Look her in the eye
Being a woman is tiring. And I don't feel sorry for myself. Nothing could be further from the truth for someone from the generation which was required to be "strong and brave" and was told that, if they wanted to achieve certain things, "they would have to be the exception to the rule", as Nora Ephron writes. No self-pity, yet it is still very tiring today to be surrounded by exhausted women, permanently overcome by a cocktail of self-demand and burden built with their own and other people's expectations. Women striving to demonstrate that above and beyond their gender condition – or perhaps in spite of their gender condition and its burdens – there is always a reason that allows them to "deserve" the recognition of others.
Fortunately, little by little, efforts are gradually receding in favour of a generation of women who are tired of being concerned about how they are perceived by the central, traditional gaze, still constructed with male eyes. This look grants professional recognition to a woman when it is accompanied by a certain self-restraint and discretion, and clashes with the express rejection of new generations, who have chosen not to be aware of the gaze of others, nor to do what they are expected to. This is what Catalan government spokesperson Patrícia Plaja, who has professional attributes to spare, but was struck hard by this reality, has shown this week
That the vindication of the body and the naturalisation of self-expression are acts through which spaces are conquered is obvious, but it is also obvious that the medium is the message. We learnt this years ago and perhaps times have not changed enough. A television producer knows that, however unfair it may be, a fly, a tear, a cleavage or an open fly capture and monopolise the viewers' attention and eclipses the message the source wants to emit.
Has anyone still not understood why Angela Merkel or Ursula von der Leyen have chosen to dress practically in uniform in order to exercise their authority? Unfair as it may be, the open expression of femininity is still a distortion for many and there is no censorship when an expert producer aims to make the message as clear as possible and to keep interference to a minimum. She knows what she is doing.
This does not mean that women have to dress like them, nor does it mean that they cannot act to normalise their presence anywhere. In fact, there are women in positions of public prominence who dress in flamboyant colors to stand out in photographs full of dark-suited men. To stand out is to highlight the lack of parity, especially in areas of political, economic and business representation.
There is still a lot of work to be done for minorities and also for women. It is necessary to stop participating in non-parity forums and to stop lending themselves to appear in photographs where the reality of male control of organisations is expressed
Small and large humiliations must be exposed. Humiliations translated into abuses of power or sexual abuse, whoever the perpetrator is. That is, the opposite of what Mireia Boya has done with CUP, which has prioritised the denunciation of gregariousness and obedience to a political party. The Boya case is striking for the accuser's solidity, which contrasts with the renunciation of freedom of thought and is expressed when loyalty to the whole becomes paralysis.
Boya prefers to withdraw the same week that artist Paula Bonet withdraws from public life out of fear after her stalker was released from prison. These are not isolated cases

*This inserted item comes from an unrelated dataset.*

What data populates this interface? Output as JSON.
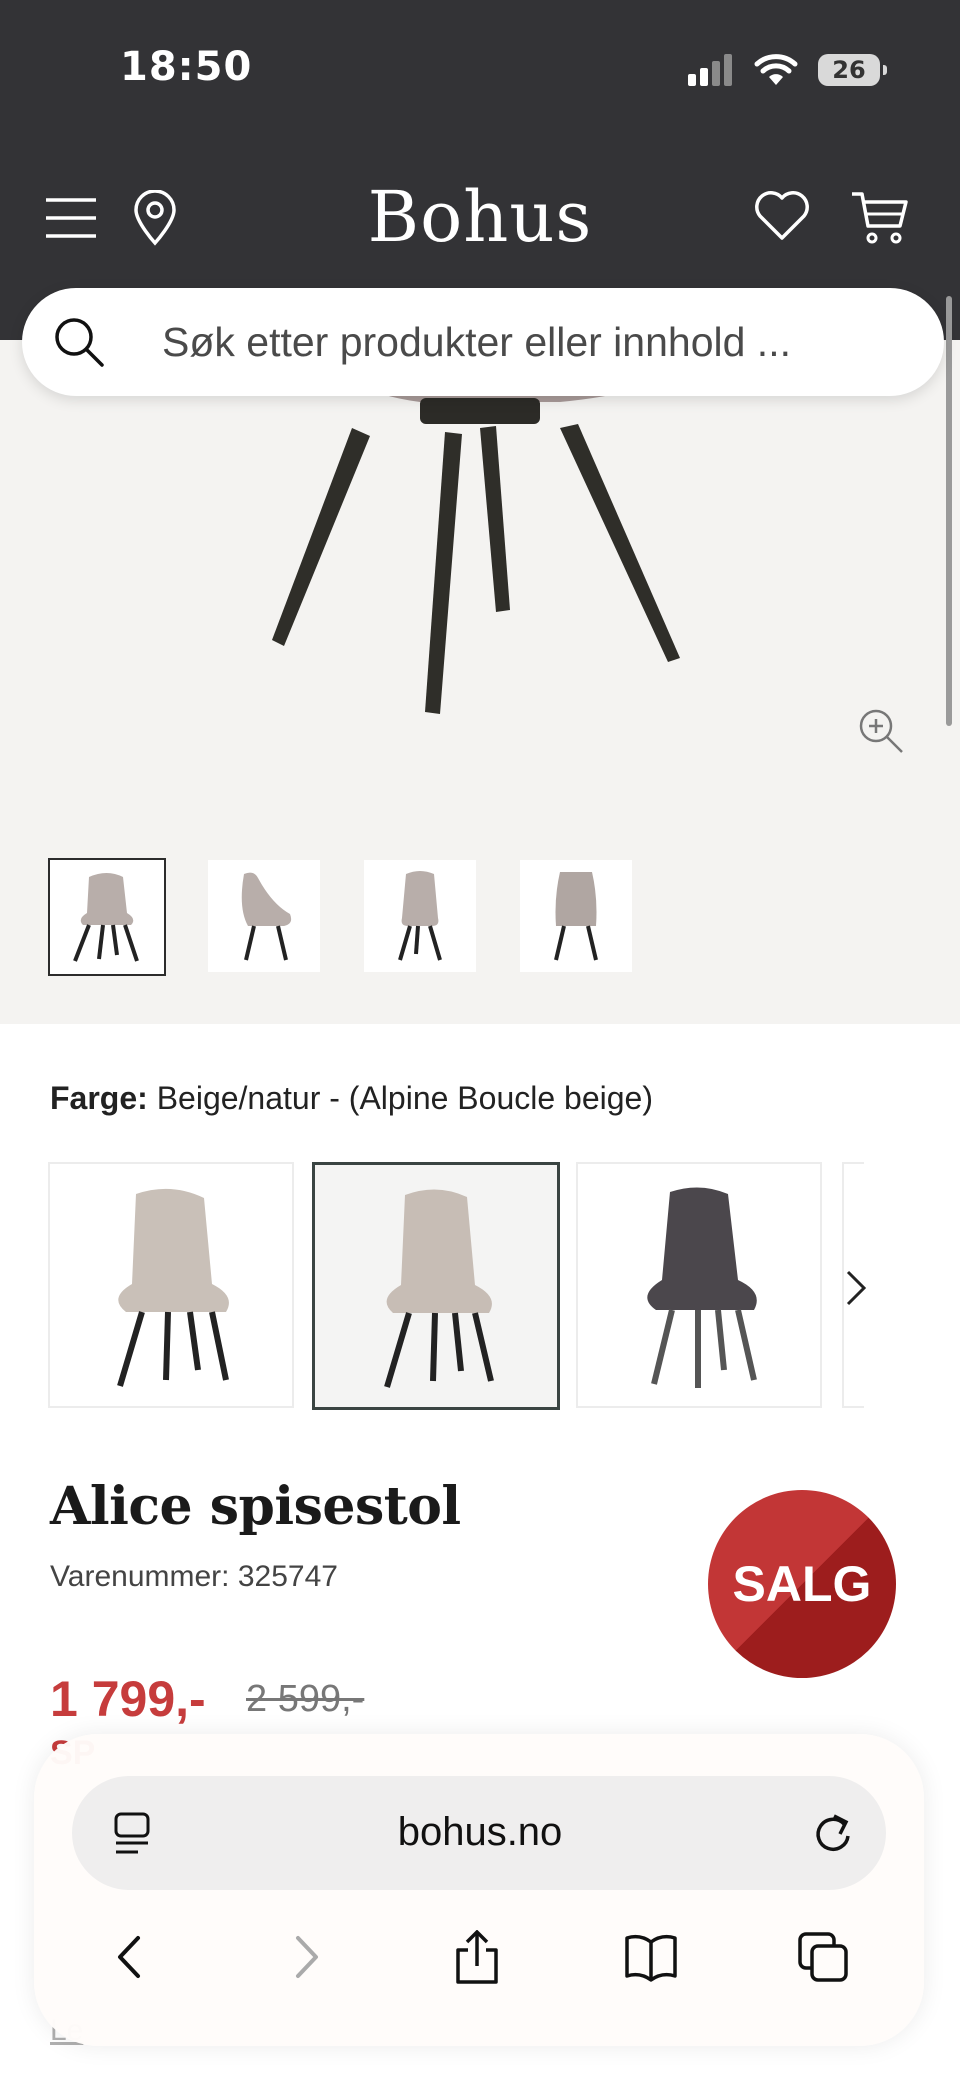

I wanted to write about serious issues that allow an editor-in-chief to maintain her credibility. To write about the subject of the special report on economics, which explains how the storm clouds on the horizon put made players in the international economy on alert to try to avoid a scenario of generalised stagnation with skyrocketing prices. Explaining what exporters need to know to continue to exist, how the war over political models threatens a lengthening of the conflict with Russia. Interesting topics, men's topics. But, of course, it's impossible because we women often feel challenged when the attributes that are valued are not the same as those of men.
"In what capacity are you here?" or "Why do they put this ugly picture of you in the paper?" are just two of the questions of the week that would hardly have been asked of a male newspaper editor no matter how bad he looked.
As always, this is not an article directed at men or against men. There is no need for victimisation, but there is a need to take collective responsibility.